Design Roundup: Dissolving Chocolate Trays, Windshield Recycling
<p>In this roundup of design new, a U.K. retailer starts using chocolate trays that dissolve in water, the first-ever program for recycling car windshields launches, and more.</p>
U.K. retailer Marks & Spencer is wrapping up its line of Swiss chocolates in bioplastic trays that can dissolve in water. The company is using Plantic trays made with corn starch from non-genetically modified sources and boxes made of cardboard certified by the Forest Stewardship Council. The trays can break down in home compost settings or when put under water. The retailer tested the trays in 2007 with its Swiss chocolate assortment and decided to roll them out to the entire range of Swiss chocolates based on positive customer feedback.
JN Phillips Auto Glass started a windshield recycling program, dubbed GreenShield, with plans to recycle all of the windshields that it replaces, which would keep 5 million pounds of glass and plastic out of landfills each year. The program came out of two years of research into how to make such an effort happen. JN Phillips locations, found throughout New England, will send windshields to a recycling partner that will separate the glass from plastic, each of which can be used again in new functions.
Tea and coffee maker Mother Parkers is converting the metal coffee cans for its Brown Gold, Martinson and private label brands to paperboard composite containers made by Sonoco. The switch reduces packaging weight by 27 percent, energy use by 34 percent and greenhouse gas emissions by 20 percent. The paperboard can is made with 100 percent recycled paperboard with a moisture and odor barrier, and a metal bottom.

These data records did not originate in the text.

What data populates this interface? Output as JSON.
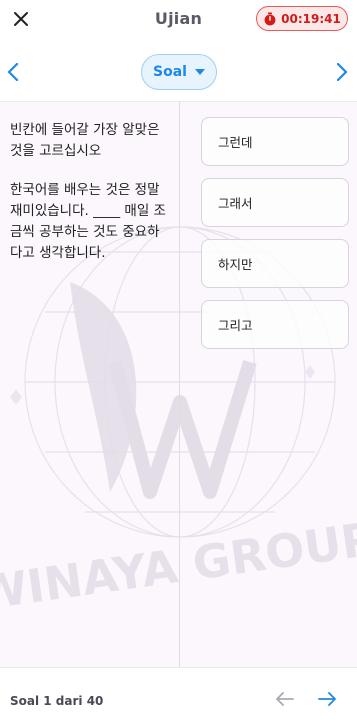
{
  "header": {
    "title": "Ujian",
    "timer": "00:19:41",
    "close_icon": "close-icon",
    "timer_icon": "stopwatch-icon"
  },
  "nav": {
    "soal_label": "Soal",
    "prev_icon": "chevron-left-icon",
    "next_icon": "chevron-right-icon"
  },
  "question": {
    "instruction": "빈칸에 들어갈 가장 알맞은 것을 고르십시오",
    "text": "한국어를 배우는 것은 정말 재미있습니다. ____ 매일 조금씩 공부하는 것도 중요하다고 생각합니다."
  },
  "options": [
    "그런데",
    "그래서",
    "하지만",
    "그리고"
  ],
  "footer": {
    "counter": "Soal 1 dari 40",
    "prev_icon": "arrow-left-icon",
    "next_icon": "arrow-right-icon"
  },
  "colors": {
    "accent": "#1e88e5",
    "timer_red": "#d11c1c",
    "timer_bg": "#fde8e8",
    "pane_bg": "#fbf7fc"
  },
  "watermark": {
    "text": "WINAYA GROUP",
    "letter": "W"
  }
}
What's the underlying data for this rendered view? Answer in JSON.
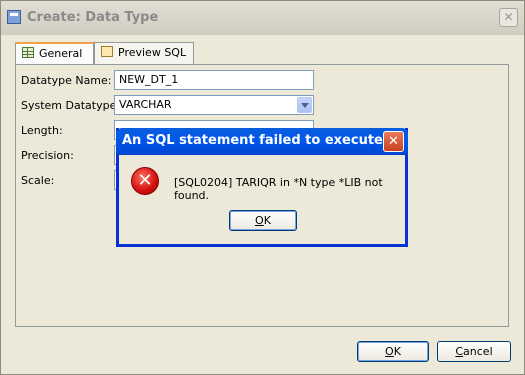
{
  "window": {
    "title": "Create: Data Type",
    "close": "✕"
  },
  "tabs": [
    {
      "label": "General",
      "icon": "grid-icon"
    },
    {
      "label": "Preview SQL",
      "icon": "sql-icon"
    }
  ],
  "form": {
    "datatype_name_label": "Datatype Name:",
    "datatype_name_value": "NEW_DT_1",
    "system_datatype_label": "System Datatype:",
    "system_datatype_value": "VARCHAR",
    "length_label": "Length:",
    "precision_label": "Precision:",
    "scale_label": "Scale:"
  },
  "footer": {
    "ok": "O",
    "ok_rest": "K",
    "cancel_pre": "",
    "cancel": "C",
    "cancel_rest": "ancel"
  },
  "error_dialog": {
    "title": "An SQL statement failed to execute.",
    "close": "✕",
    "icon": "error-icon",
    "message": "[SQL0204] TARIQR in *N type *LIB not found.",
    "ok": "O",
    "ok_rest": "K"
  },
  "colors": {
    "dialog_title": "#0058ee",
    "error": "#d01010",
    "tab_active_accent": "#f0a14a"
  }
}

Cardia Bioplastics completed its first production run of plastic bags made with carbon dioxide emissions and starch. To make the bags, emissions are captured and transformed into a polypropylene carbonate polymer and blended with starch. The Melbourne-based company is now looking for international commercial partners they could source CO2 emissions from.